If you struggle to fall asleep, you're not alone - according to the Sleep Health Foundation, as many as 1 in 3 of us suffer from some level of insomnia. But researchers in South Korea may have found the unlikeliest of drugs to help ease people into the land of nod: milk collected from cows during the nigh-ttime.

That's right - ordinary milk, but collected at a different time. The team from Sahmyook University in Seoul found that their lab mice were less active than normal when given a dose of 'night milk'. It's believed that the high levels of tryptophan and melatonin in the liquid could be why this occurs - both have already been proven to aid sleep and reduce anxiety when taken as supplements.

The researchers found that the mice fed with night milk were more sluggish, fell asleep faster, and were more inclined to explore open spaces - a measure that indicates reduced anxiety. The effects were comparable to a dose of diazepam, a drug already extensively used to treat anxiety.

As yet, the effects of night milk on humans haven't been rested, but many people already use a glass of milk to try and nod off. By simply switching to milk collected at night, the benefits could be even greater. Melatonin helps to regulate biorhythm in all animals, which is why higher levels of it are found in cows' systems late at night.

Having said that, the idea is not a completely new one. The Guardian reported on a scheme in Germany back in 2010 where night milk was sold as a sleep aid - again, the high levels of melatonin were thought to act as a sleep aid. But there were problems in getting the cows to stay awake and calm enough to produce the quantities of milk required.

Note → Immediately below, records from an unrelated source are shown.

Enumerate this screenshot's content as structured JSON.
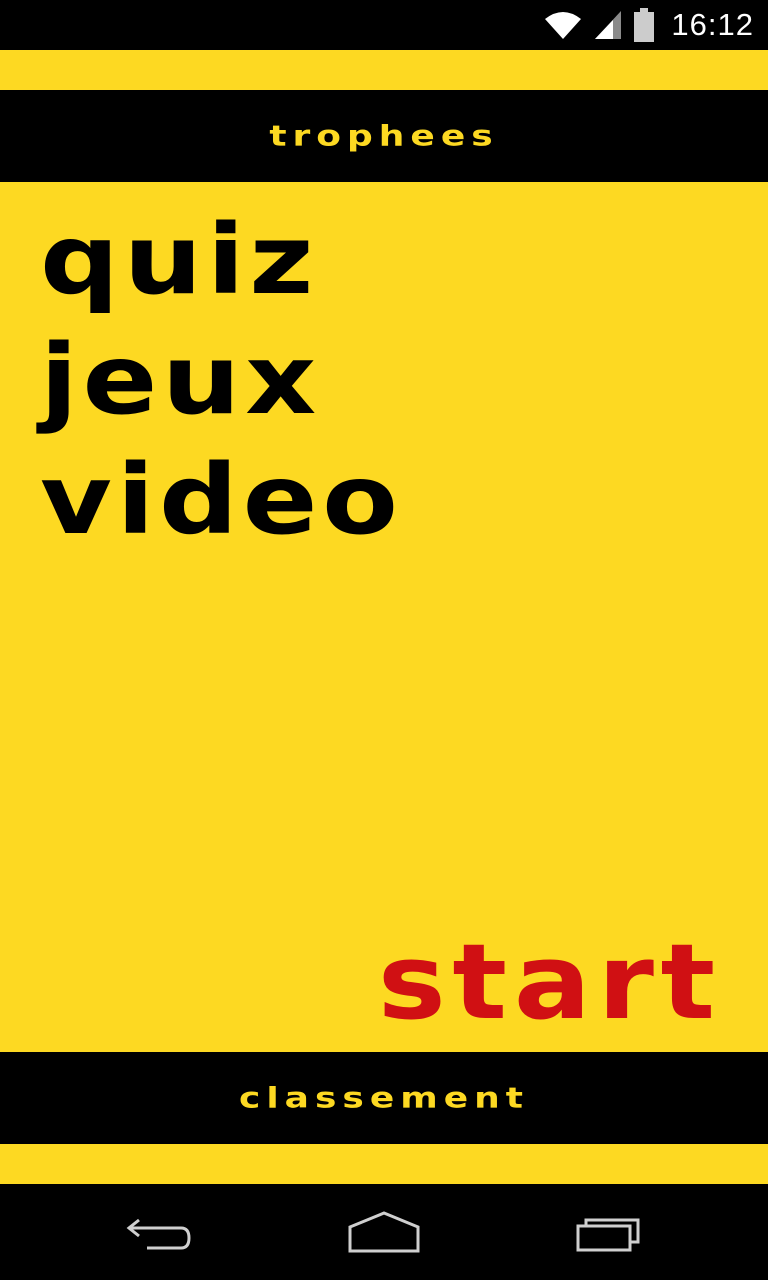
{
  "status_bar": {
    "time": "16:12",
    "icons": [
      "wifi-icon",
      "signal-icon",
      "battery-icon"
    ]
  },
  "header": {
    "trophies_label": "Trophees"
  },
  "menu": {
    "items": [
      {
        "label": "Quiz"
      },
      {
        "label": "Jeux"
      },
      {
        "label": "Video"
      }
    ]
  },
  "start_label": "Start",
  "footer": {
    "ranking_label": "Classement"
  },
  "nav_bar": {
    "icons": [
      "back-icon",
      "home-icon",
      "recents-icon"
    ]
  },
  "colors": {
    "background": "#fdd922",
    "bar": "#000000",
    "accent_red": "#d01013",
    "status_text": "#ffffff"
  }
}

There are some experts who are sceptical of the theory of night milk, but Columbia University neurologist Carl Bazil told The Guardian that the study had been conducted in a "pretty responsible way". Bazil said he believes that night milk could be more beneficial as a placebo than anything directly affecting sleep patterns, but admitted that it could also be useful in treatments: "It's not a bad thing. Better than everybody taking Ambien."

What all parties agree on is the need for further testing - particularly on human subjects - to see if night milk can be more beneficial than day milk for those who struggle to fall asleep. Because one thing's for sure: not a whole lot of us could say we're spoiled for sleeping hours right now - we need all the help we can get.

The report has been published in the Journal of Medicinal Food.